US7968137Sep 22, 2008Jun 28, 2011Olam West Coast, Inc.Method for dehydro-roasting
US8007852Nov 18, 2002Aug 30, 2011Olam West Coast, Inc.Method for production of frozen vegetables or fruits
US8609176 *Nov 29, 2007Dec 17, 2013Conopco Inc.Food composition
US20110104345 *Sep 21, 2010May 5, 2011Frito-Lay North America, Inc.Method of reducing acrylamide by treating a food ingredient
EP1732394A2 *Nov 23, 2004Dec 20, 2006ConAgra Foods Food Ingredients Company, Inc.Method for dehydro-roasting
EP2617289A2 *Nov 23, 2004Jul 24, 2013ConAgra Foods Food Ingredients Company, Inc.Method for dehydro-roasting
Classifications
U.S. Classification426/640, 426/466
International ClassificationA23L1/212, A23L3/42, A23L3/40, A23L3/44, A23L1/315
Cooperative ClassificationA23L3/44, A23L3/42, A23L1/3155, A23L1/2123
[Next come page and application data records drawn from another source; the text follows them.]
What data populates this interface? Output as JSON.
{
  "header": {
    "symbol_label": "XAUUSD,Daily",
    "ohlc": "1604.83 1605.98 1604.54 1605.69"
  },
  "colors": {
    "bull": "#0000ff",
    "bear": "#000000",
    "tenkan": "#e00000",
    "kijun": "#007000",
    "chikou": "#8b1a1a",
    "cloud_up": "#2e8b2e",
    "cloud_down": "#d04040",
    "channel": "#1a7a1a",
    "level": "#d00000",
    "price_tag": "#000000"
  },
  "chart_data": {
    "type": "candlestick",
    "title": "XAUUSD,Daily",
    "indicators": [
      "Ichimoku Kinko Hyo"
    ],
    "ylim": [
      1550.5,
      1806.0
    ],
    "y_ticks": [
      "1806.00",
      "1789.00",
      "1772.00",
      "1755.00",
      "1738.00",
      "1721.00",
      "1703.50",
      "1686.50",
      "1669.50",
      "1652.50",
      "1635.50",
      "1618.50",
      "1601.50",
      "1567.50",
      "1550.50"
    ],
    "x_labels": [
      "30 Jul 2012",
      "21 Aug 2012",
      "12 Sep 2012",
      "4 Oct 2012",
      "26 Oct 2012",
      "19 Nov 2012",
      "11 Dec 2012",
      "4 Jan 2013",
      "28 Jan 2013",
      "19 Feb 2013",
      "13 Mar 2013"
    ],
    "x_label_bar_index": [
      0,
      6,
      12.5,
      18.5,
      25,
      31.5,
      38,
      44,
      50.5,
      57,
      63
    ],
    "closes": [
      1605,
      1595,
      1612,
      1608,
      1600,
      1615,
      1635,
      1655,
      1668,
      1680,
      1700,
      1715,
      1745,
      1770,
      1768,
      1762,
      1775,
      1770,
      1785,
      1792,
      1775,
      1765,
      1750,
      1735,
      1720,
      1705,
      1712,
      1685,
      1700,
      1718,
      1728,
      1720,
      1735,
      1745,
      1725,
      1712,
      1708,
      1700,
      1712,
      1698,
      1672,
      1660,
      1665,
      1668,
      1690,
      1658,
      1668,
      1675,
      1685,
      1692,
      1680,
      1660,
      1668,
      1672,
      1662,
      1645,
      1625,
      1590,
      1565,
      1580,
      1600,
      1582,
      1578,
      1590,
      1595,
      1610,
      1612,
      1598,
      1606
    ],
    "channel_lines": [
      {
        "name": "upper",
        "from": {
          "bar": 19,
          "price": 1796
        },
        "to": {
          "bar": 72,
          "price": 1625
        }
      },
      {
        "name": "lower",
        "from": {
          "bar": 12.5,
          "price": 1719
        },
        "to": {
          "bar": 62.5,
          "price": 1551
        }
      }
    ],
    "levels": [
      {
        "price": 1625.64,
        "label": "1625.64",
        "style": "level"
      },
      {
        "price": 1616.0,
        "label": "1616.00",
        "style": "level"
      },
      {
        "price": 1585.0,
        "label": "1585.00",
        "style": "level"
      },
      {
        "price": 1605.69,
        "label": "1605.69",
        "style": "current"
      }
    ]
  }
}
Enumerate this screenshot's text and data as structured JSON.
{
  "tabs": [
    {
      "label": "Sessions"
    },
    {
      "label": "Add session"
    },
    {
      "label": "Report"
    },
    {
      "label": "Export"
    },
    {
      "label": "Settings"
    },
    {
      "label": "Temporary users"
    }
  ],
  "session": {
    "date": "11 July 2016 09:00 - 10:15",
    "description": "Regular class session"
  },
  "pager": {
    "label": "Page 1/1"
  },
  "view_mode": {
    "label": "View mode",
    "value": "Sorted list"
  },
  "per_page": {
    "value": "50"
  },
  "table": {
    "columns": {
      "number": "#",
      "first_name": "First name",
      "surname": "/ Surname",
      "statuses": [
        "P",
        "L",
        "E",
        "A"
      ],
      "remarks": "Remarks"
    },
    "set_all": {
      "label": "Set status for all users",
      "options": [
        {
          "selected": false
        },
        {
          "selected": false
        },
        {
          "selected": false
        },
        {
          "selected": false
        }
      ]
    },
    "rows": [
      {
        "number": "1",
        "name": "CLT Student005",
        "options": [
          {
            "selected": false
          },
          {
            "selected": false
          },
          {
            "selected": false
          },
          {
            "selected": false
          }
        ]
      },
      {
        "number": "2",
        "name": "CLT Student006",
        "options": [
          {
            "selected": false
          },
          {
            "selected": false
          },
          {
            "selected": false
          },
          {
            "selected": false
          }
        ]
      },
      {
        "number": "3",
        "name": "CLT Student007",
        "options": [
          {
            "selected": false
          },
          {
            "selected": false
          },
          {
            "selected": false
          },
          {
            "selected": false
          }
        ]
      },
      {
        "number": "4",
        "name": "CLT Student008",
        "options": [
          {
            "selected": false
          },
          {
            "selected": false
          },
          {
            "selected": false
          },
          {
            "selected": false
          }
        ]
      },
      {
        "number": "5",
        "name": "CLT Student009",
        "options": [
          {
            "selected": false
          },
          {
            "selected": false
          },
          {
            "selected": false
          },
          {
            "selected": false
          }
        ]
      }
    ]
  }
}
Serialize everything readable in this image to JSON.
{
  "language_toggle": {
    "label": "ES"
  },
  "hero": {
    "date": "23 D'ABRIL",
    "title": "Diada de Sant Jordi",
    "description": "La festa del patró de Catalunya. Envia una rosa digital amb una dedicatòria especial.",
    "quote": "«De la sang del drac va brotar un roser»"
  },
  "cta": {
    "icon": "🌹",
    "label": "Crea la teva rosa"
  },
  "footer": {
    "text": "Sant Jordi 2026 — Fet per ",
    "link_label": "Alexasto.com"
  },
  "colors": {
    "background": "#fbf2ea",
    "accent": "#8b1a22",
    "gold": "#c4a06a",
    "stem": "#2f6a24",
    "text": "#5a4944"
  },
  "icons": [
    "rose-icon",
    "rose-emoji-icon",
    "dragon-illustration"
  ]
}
European ClassificationA23L1/212C, A23L3/44, A23L3/42, A23L1/315D